Task directions: Without changing a character, output all of the records.

---------- Material provided

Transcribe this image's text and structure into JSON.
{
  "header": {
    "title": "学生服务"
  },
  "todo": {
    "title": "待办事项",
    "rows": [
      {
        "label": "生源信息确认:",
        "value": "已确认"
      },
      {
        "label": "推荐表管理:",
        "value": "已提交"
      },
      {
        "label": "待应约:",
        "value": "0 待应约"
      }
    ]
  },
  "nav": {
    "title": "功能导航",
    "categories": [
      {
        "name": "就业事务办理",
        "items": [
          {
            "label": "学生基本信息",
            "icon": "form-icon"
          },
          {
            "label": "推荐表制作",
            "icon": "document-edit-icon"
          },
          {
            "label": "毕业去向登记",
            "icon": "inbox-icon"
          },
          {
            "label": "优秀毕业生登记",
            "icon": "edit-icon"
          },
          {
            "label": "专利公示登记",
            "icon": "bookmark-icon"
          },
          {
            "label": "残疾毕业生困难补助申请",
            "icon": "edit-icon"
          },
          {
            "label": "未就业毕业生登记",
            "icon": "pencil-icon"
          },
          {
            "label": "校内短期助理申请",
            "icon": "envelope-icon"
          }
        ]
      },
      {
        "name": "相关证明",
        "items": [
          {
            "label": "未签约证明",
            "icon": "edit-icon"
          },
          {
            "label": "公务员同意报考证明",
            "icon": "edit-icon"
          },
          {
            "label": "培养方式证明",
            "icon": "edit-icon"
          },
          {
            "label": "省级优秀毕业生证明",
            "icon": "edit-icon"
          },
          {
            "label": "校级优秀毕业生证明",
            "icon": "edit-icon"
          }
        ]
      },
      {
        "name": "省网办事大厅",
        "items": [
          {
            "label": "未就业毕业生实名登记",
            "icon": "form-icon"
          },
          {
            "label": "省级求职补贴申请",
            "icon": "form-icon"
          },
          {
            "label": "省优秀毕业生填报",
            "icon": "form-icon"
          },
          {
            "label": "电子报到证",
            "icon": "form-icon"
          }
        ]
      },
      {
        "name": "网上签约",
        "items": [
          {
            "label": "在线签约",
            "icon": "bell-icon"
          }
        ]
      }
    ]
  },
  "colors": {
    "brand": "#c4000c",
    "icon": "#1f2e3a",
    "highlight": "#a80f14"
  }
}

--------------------

Exercise response:
Transcribe this image's text and structure into JSON.
{
  "header": {
    "title": "学生服务"
  },
  "todo": {
    "title": "待办事项",
    "rows": [
      {
        "label": "生源信息确认:",
        "value": "已确认"
      },
      {
        "label": "推荐表管理:",
        "value": "已提交"
      },
      {
        "label": "待应约:",
        "value": "0 待应约"
      }
    ]
  },
  "nav": {
    "title": "功能导航",
    "categories": [
      {
        "name": "就业事务办理",
        "items": [
          {
            "label": "学生基本信息",
            "icon": "form-icon"
          },
          {
            "label": "推荐表制作",
            "icon": "document-edit-icon"
          },
          {
            "label": "毕业去向登记",
            "icon": "inbox-icon"
          },
          {
            "label": "优秀毕业生登记",
            "icon": "edit-icon"
          },
          {
            "label": "专利公示登记",
            "icon": "bookmark-icon"
          },
          {
            "label": "残疾毕业生困难补助申请",
            "icon": "edit-icon"
          },
          {
            "label": "未就业毕业生登记",
            "icon": "pencil-icon"
          },
          {
            "label": "校内短期助理申请",
            "icon": "envelope-icon"
          }
        ]
      },
      {
        "name": "相关证明",
        "items": [
          {
            "label": "未签约证明",
            "icon": "edit-icon"
          },
          {
            "label": "公务员同意报考证明",
            "icon": "edit-icon"
          },
          {
            "label": "培养方式证明",
            "icon": "edit-icon"
          },
          {
            "label": "省级优秀毕业生证明",
            "icon": "edit-icon"
          },
          {
            "label": "校级优秀毕业生证明",
            "icon": "edit-icon"
          }
        ]
      },
      {
        "name": "省网办事大厅",
        "items": [
          {
            "label": "未就业毕业生实名登记",
            "icon": "form-icon"
          },
          {
            "label": "省级求职补贴申请",
            "icon": "form-icon"
          },
          {
            "label": "省优秀毕业生填报",
            "icon": "form-icon"
          },
          {
            "label": "电子报到证",
            "icon": "form-icon"
          }
        ]
      },
      {
        "name": "网上签约",
        "items": [
          {
            "label": "在线签约",
            "icon": "bell-icon"
          }
        ]
      }
    ]
  },
  "colors": {
    "brand": "#c4000c",
    "icon": "#1f2e3a",
    "highlight": "#a80f14"
  }
}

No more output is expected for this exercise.